Today’s insider story comes from the US Securities and Exchange Commission, which has charged the ex CEO of a Chinese firm with stealing tens of millions of dollars from US investors after the firm’s Initial Public Offering in and another executive with illegally dumping stock.

SEC allegations

Chan Tze Ngon, the former CEO and board chairman of ChinaCast Education Corporation allegedly ‘transferred $41 million out of the $43.8 million raised from investors to a purported subsidiary in which he secretly held a controlling 50 percent ownership stake.  From there, Chan transferred investor funds to another entity outside ChinaCast’s control.  Chan also secretly pledged $30.4 million of ChinaCast’s cash deposits to secure the debts of entities unrelated to ChinaCast.  None of the transactions were disclosed in the periodic and other reports signed by Chan and filed with the SEC.’

As for the insider trading charges Jiang Xiangyuan, ChinaCast’s former president for operations in China, allededly ‘avoided more than $200,000 in losses by illegally selling approximately 50,000 ChinaCast shares after participating in the ownership transfer of one of company’s revenue-generating colleges before it was publicly disclosed by a new management team.  ChinaCast had a market capitalization of more than $200 million before these alleged frauds came to light.  After Chan and Jiang were terminated and their misconduct was publicly disclosed by new management, ChinaCast’s market capitalization dropped to less than $5 million.’

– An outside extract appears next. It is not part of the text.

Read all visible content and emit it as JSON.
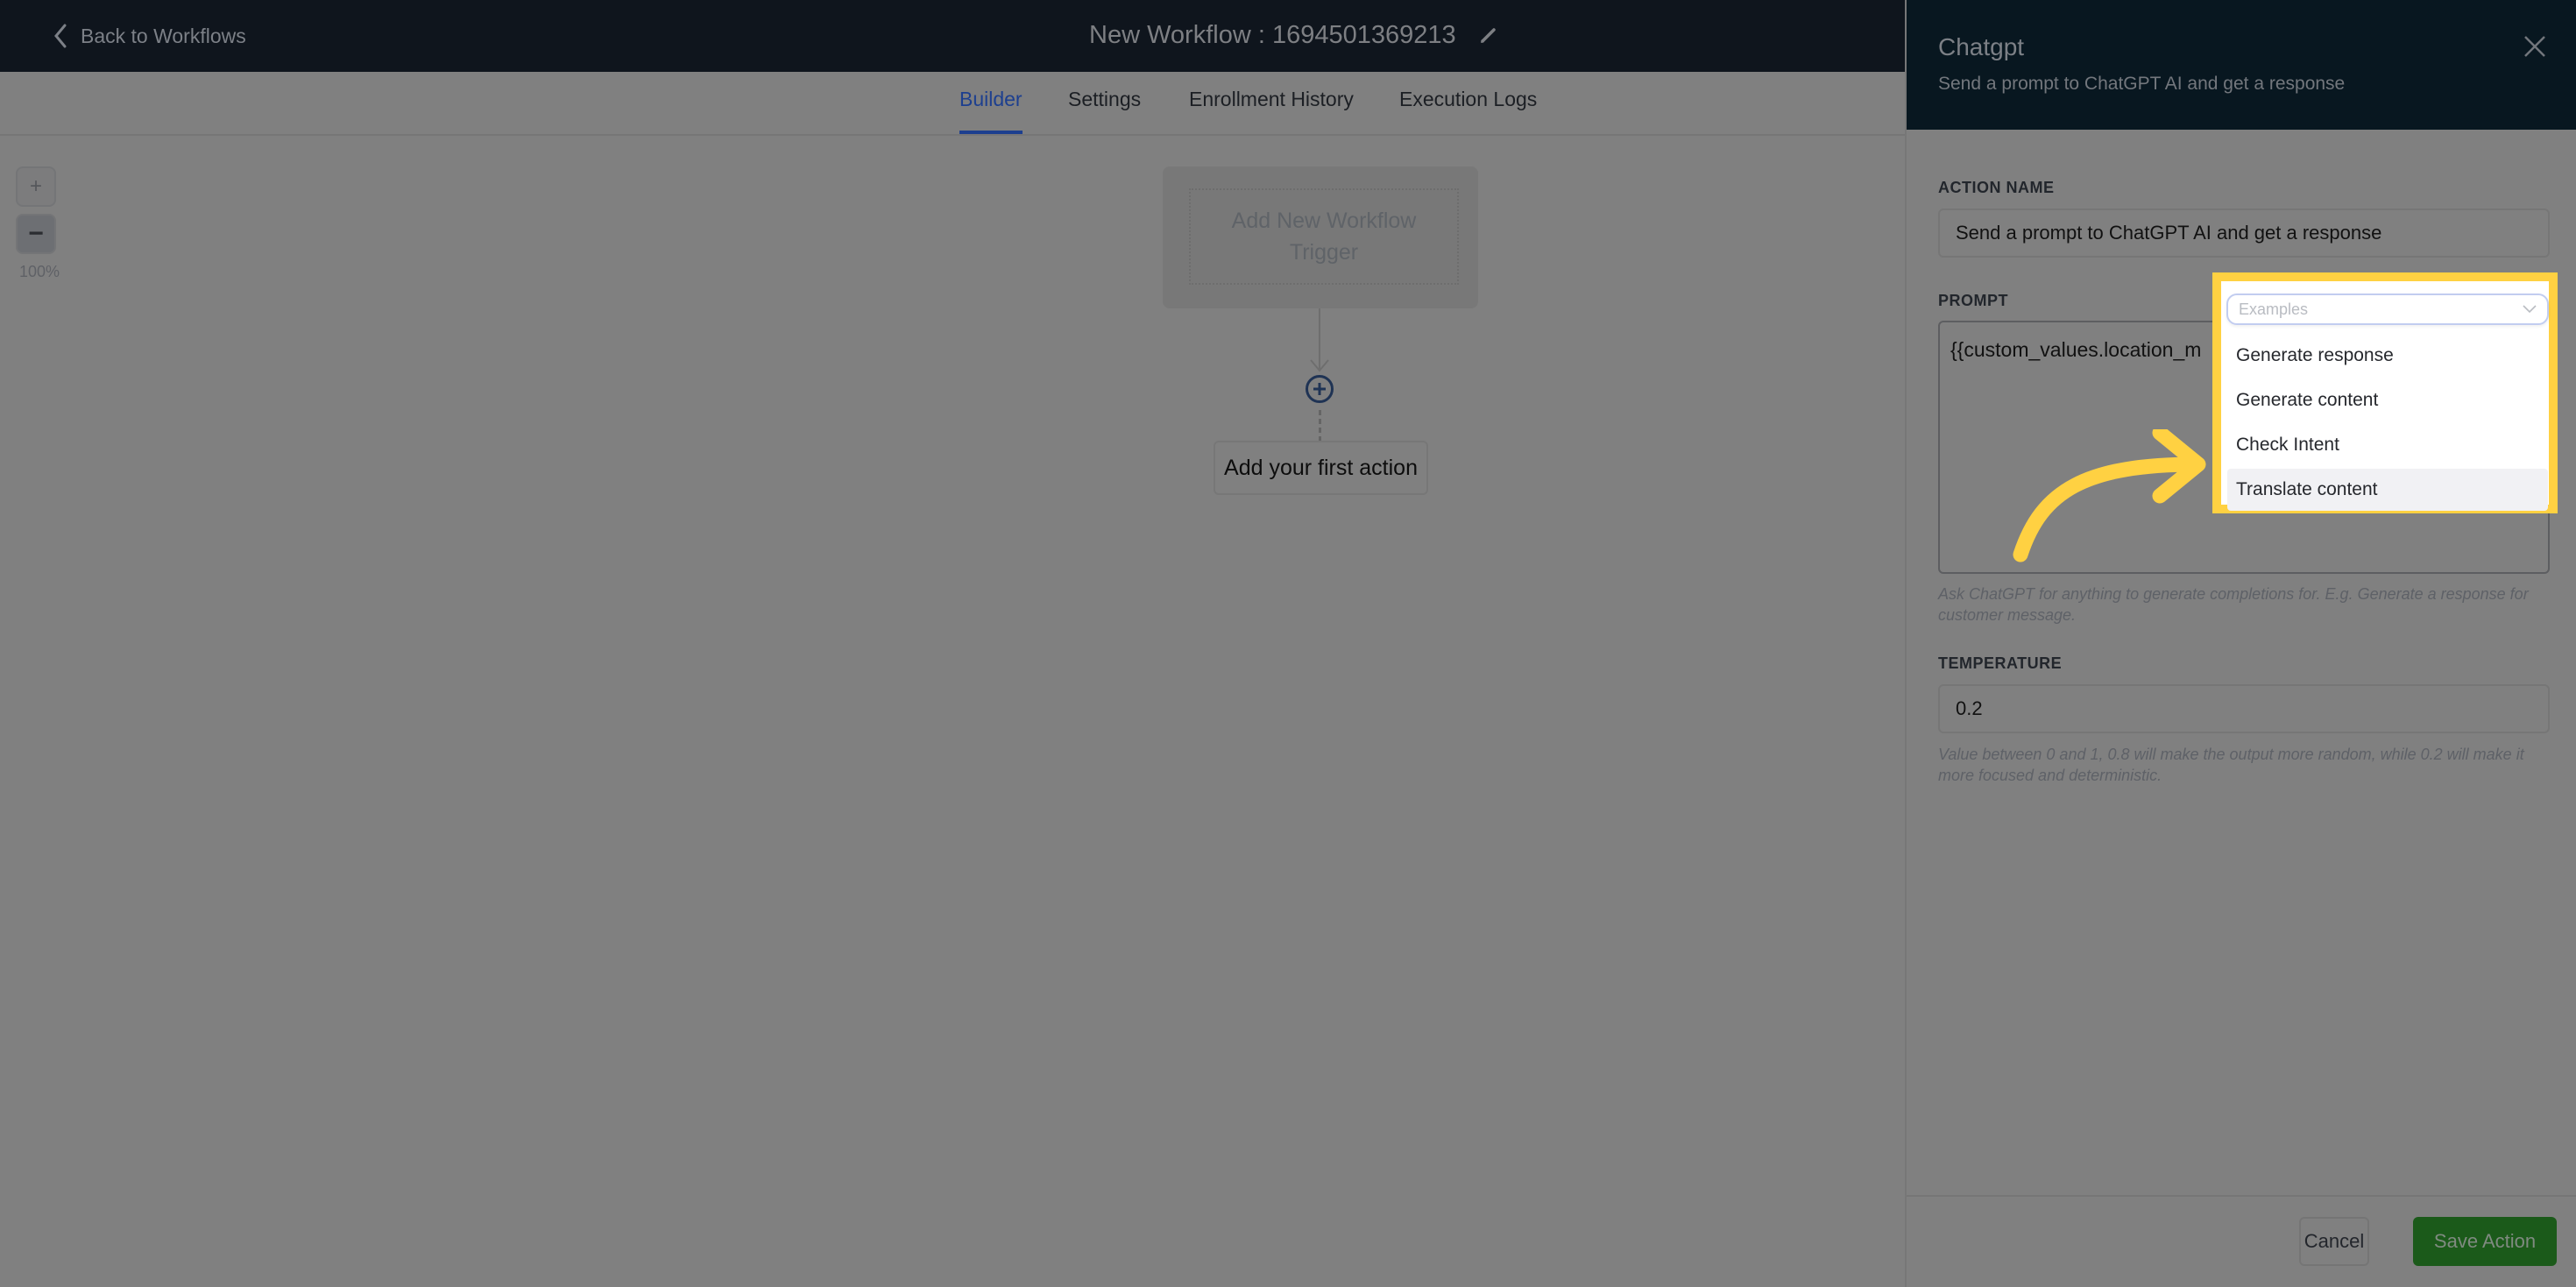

The SEC has charged Chan  breaching Section 17(a) of the Securities Act of 1933 – dealing with fraudulent interstate transactions -, Section 10(b) – position limits and accountability – of the Securities Exchange Act of 1934 and Rule 10b-5 –  as well as violations of various corporate reporting, record-keeping, and internal controls provisions.  Jiang faces illegal insider trading charges under the same statutes.

The SEC’s investigation continues.